__What the task asks__
Beginning with the first entry, set down each one exactly as shown.

(Records from a dataset)
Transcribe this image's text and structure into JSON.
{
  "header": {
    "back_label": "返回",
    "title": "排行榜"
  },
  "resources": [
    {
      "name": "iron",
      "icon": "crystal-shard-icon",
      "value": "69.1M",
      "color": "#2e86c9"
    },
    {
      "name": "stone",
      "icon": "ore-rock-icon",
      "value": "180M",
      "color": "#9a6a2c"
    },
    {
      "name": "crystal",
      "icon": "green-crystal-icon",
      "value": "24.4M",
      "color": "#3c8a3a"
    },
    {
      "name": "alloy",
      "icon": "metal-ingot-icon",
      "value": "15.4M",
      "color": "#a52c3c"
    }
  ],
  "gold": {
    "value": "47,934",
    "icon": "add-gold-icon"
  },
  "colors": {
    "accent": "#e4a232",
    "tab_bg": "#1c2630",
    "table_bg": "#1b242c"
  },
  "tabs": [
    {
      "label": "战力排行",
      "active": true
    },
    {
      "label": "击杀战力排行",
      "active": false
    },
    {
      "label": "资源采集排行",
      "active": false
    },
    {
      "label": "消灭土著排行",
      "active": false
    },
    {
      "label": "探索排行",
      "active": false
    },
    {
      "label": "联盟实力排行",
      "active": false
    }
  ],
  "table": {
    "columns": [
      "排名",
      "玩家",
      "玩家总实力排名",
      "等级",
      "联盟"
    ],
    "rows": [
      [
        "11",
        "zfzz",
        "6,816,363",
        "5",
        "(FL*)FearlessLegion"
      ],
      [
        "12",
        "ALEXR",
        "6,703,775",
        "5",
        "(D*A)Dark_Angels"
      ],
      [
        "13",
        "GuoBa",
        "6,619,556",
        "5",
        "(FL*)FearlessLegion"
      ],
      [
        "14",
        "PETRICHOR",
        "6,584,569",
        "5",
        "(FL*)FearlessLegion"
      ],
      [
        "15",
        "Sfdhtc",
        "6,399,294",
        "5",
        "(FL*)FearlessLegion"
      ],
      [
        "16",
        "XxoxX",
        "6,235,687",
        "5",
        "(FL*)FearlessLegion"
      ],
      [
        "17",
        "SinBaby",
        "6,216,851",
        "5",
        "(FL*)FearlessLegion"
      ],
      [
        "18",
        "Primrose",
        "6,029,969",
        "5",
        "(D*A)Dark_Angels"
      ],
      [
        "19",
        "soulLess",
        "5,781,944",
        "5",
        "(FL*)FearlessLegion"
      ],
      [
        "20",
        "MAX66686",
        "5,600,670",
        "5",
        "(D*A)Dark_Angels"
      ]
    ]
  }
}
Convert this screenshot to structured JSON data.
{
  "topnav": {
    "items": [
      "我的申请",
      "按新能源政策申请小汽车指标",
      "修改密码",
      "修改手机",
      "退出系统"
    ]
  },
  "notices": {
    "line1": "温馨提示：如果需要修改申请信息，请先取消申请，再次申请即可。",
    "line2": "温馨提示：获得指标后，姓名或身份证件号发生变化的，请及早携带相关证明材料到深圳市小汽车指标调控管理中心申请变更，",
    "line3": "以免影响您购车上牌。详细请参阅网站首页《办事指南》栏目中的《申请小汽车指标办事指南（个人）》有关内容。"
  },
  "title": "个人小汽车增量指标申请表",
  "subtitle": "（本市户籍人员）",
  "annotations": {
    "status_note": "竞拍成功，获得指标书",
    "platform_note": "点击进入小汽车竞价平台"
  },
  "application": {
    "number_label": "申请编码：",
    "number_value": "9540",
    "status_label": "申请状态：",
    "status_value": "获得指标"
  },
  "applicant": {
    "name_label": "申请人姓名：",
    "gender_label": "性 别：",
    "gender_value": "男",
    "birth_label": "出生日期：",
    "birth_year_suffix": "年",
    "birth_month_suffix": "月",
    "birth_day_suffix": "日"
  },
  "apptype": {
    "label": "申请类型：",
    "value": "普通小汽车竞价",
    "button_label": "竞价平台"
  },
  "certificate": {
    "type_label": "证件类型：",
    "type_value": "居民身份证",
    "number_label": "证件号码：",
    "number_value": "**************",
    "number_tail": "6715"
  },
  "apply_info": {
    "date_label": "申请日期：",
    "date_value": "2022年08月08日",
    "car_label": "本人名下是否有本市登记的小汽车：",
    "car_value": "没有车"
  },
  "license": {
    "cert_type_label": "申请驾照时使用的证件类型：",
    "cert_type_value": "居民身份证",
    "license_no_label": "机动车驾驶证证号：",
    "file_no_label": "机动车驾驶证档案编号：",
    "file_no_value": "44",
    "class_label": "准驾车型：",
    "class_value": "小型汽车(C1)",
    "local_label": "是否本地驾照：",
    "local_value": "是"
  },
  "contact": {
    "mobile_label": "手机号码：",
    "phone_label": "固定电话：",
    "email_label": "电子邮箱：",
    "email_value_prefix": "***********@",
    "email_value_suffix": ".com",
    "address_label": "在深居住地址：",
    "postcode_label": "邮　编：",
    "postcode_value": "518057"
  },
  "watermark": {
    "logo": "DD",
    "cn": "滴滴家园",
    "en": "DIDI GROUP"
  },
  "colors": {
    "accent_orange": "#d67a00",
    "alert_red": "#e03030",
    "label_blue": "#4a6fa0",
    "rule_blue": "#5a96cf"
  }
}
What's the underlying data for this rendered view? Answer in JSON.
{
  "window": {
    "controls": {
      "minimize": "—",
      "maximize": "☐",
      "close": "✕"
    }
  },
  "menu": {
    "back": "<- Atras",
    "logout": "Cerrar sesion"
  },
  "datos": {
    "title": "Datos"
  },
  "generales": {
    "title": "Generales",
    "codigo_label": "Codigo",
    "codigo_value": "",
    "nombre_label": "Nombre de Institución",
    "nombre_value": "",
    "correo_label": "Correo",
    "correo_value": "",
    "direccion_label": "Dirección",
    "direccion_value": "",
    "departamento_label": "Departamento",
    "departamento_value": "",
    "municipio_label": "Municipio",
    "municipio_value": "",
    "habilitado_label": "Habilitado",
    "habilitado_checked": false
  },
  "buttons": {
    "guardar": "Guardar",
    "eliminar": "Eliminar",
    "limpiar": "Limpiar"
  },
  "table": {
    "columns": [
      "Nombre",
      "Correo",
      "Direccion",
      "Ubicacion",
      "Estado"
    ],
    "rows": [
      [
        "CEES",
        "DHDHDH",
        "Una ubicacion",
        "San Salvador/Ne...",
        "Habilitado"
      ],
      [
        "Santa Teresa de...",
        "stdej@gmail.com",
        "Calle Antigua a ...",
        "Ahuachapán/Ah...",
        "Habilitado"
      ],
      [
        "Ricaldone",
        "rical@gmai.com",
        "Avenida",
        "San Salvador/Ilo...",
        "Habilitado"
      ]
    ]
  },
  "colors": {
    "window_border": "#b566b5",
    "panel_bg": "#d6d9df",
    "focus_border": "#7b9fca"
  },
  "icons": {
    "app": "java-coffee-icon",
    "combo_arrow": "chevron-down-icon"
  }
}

__Answer section__
Transcribe this image's text and structure into JSON.
{
  "header": {
    "back_label": "返回",
    "title": "排行榜"
  },
  "resources": [
    {
      "name": "iron",
      "icon": "crystal-shard-icon",
      "value": "69.1M",
      "color": "#2e86c9"
    },
    {
      "name": "stone",
      "icon": "ore-rock-icon",
      "value": "180M",
      "color": "#9a6a2c"
    },
    {
      "name": "crystal",
      "icon": "green-crystal-icon",
      "value": "24.4M",
      "color": "#3c8a3a"
    },
    {
      "name": "alloy",
      "icon": "metal-ingot-icon",
      "value": "15.4M",
      "color": "#a52c3c"
    }
  ],
  "gold": {
    "value": "47,934",
    "icon": "add-gold-icon"
  },
  "colors": {
    "accent": "#e4a232",
    "tab_bg": "#1c2630",
    "table_bg": "#1b242c"
  },
  "tabs": [
    {
      "label": "战力排行",
      "active": true
    },
    {
      "label": "击杀战力排行",
      "active": false
    },
    {
      "label": "资源采集排行",
      "active": false
    },
    {
      "label": "消灭土著排行",
      "active": false
    },
    {
      "label": "探索排行",
      "active": false
    },
    {
      "label": "联盟实力排行",
      "active": false
    }
  ],
  "table": {
    "columns": [
      "排名",
      "玩家",
      "玩家总实力排名",
      "等级",
      "联盟"
    ],
    "rows": [
      [
        "11",
        "zfzz",
        "6,816,363",
        "5",
        "(FL*)FearlessLegion"
      ],
      [
        "12",
        "ALEXR",
        "6,703,775",
        "5",
        "(D*A)Dark_Angels"
      ],
      [
        "13",
        "GuoBa",
        "6,619,556",
        "5",
        "(FL*)FearlessLegion"
      ],
      [
        "14",
        "PETRICHOR",
        "6,584,569",
        "5",
        "(FL*)FearlessLegion"
      ],
      [
        "15",
        "Sfdhtc",
        "6,399,294",
        "5",
        "(FL*)FearlessLegion"
      ],
      [
        "16",
        "XxoxX",
        "6,235,687",
        "5",
        "(FL*)FearlessLegion"
      ],
      [
        "17",
        "SinBaby",
        "6,216,851",
        "5",
        "(FL*)FearlessLegion"
      ],
      [
        "18",
        "Primrose",
        "6,029,969",
        "5",
        "(D*A)Dark_Angels"
      ],
      [
        "19",
        "soulLess",
        "5,781,944",
        "5",
        "(FL*)FearlessLegion"
      ],
      [
        "20",
        "MAX66686",
        "5,600,670",
        "5",
        "(D*A)Dark_Angels"
      ]
    ]
  }
}
Convert this screenshot to structured JSON data.
{
  "topnav": {
    "items": [
      "我的申请",
      "按新能源政策申请小汽车指标",
      "修改密码",
      "修改手机",
      "退出系统"
    ]
  },
  "notices": {
    "line1": "温馨提示：如果需要修改申请信息，请先取消申请，再次申请即可。",
    "line2": "温馨提示：获得指标后，姓名或身份证件号发生变化的，请及早携带相关证明材料到深圳市小汽车指标调控管理中心申请变更，",
    "line3": "以免影响您购车上牌。详细请参阅网站首页《办事指南》栏目中的《申请小汽车指标办事指南（个人）》有关内容。"
  },
  "title": "个人小汽车增量指标申请表",
  "subtitle": "（本市户籍人员）",
  "annotations": {
    "status_note": "竞拍成功，获得指标书",
    "platform_note": "点击进入小汽车竞价平台"
  },
  "application": {
    "number_label": "申请编码：",
    "number_value": "9540",
    "status_label": "申请状态：",
    "status_value": "获得指标"
  },
  "applicant": {
    "name_label": "申请人姓名：",
    "gender_label": "性 别：",
    "gender_value": "男",
    "birth_label": "出生日期：",
    "birth_year_suffix": "年",
    "birth_month_suffix": "月",
    "birth_day_suffix": "日"
  },
  "apptype": {
    "label": "申请类型：",
    "value": "普通小汽车竞价",
    "button_label": "竞价平台"
  },
  "certificate": {
    "type_label": "证件类型：",
    "type_value": "居民身份证",
    "number_label": "证件号码：",
    "number_value": "**************",
    "number_tail": "6715"
  },
  "apply_info": {
    "date_label": "申请日期：",
    "date_value": "2022年08月08日",
    "car_label": "本人名下是否有本市登记的小汽车：",
    "car_value": "没有车"
  },
  "license": {
    "cert_type_label": "申请驾照时使用的证件类型：",
    "cert_type_value": "居民身份证",
    "license_no_label": "机动车驾驶证证号：",
    "file_no_label": "机动车驾驶证档案编号：",
    "file_no_value": "44",
    "class_label": "准驾车型：",
    "class_value": "小型汽车(C1)",
    "local_label": "是否本地驾照：",
    "local_value": "是"
  },
  "contact": {
    "mobile_label": "手机号码：",
    "phone_label": "固定电话：",
    "email_label": "电子邮箱：",
    "email_value_prefix": "***********@",
    "email_value_suffix": ".com",
    "address_label": "在深居住地址：",
    "postcode_label": "邮　编：",
    "postcode_value": "518057"
  },
  "watermark": {
    "logo": "DD",
    "cn": "滴滴家园",
    "en": "DIDI GROUP"
  },
  "colors": {
    "accent_orange": "#d67a00",
    "alert_red": "#e03030",
    "label_blue": "#4a6fa0",
    "rule_blue": "#5a96cf"
  }
}
What's the underlying data for this rendered view? Answer in JSON.
{
  "window": {
    "controls": {
      "minimize": "—",
      "maximize": "☐",
      "close": "✕"
    }
  },
  "menu": {
    "back": "<- Atras",
    "logout": "Cerrar sesion"
  },
  "datos": {
    "title": "Datos"
  },
  "generales": {
    "title": "Generales",
    "codigo_label": "Codigo",
    "codigo_value": "",
    "nombre_label": "Nombre de Institución",
    "nombre_value": "",
    "correo_label": "Correo",
    "correo_value": "",
    "direccion_label": "Dirección",
    "direccion_value": "",
    "departamento_label": "Departamento",
    "departamento_value": "",
    "municipio_label": "Municipio",
    "municipio_value": "",
    "habilitado_label": "Habilitado",
    "habilitado_checked": false
  },
  "buttons": {
    "guardar": "Guardar",
    "eliminar": "Eliminar",
    "limpiar": "Limpiar"
  },
  "table": {
    "columns": [
      "Nombre",
      "Correo",
      "Direccion",
      "Ubicacion",
      "Estado"
    ],
    "rows": [
      [
        "CEES",
        "DHDHDH",
        "Una ubicacion",
        "San Salvador/Ne...",
        "Habilitado"
      ],
      [
        "Santa Teresa de...",
        "stdej@gmail.com",
        "Calle Antigua a ...",
        "Ahuachapán/Ah...",
        "Habilitado"
      ],
      [
        "Ricaldone",
        "rical@gmai.com",
        "Avenida",
        "San Salvador/Ilo...",
        "Habilitado"
      ]
    ]
  },
  "colors": {
    "window_border": "#b566b5",
    "panel_bg": "#d6d9df",
    "focus_border": "#7b9fca"
  },
  "icons": {
    "app": "java-coffee-icon",
    "combo_arrow": "chevron-down-icon"
  }
}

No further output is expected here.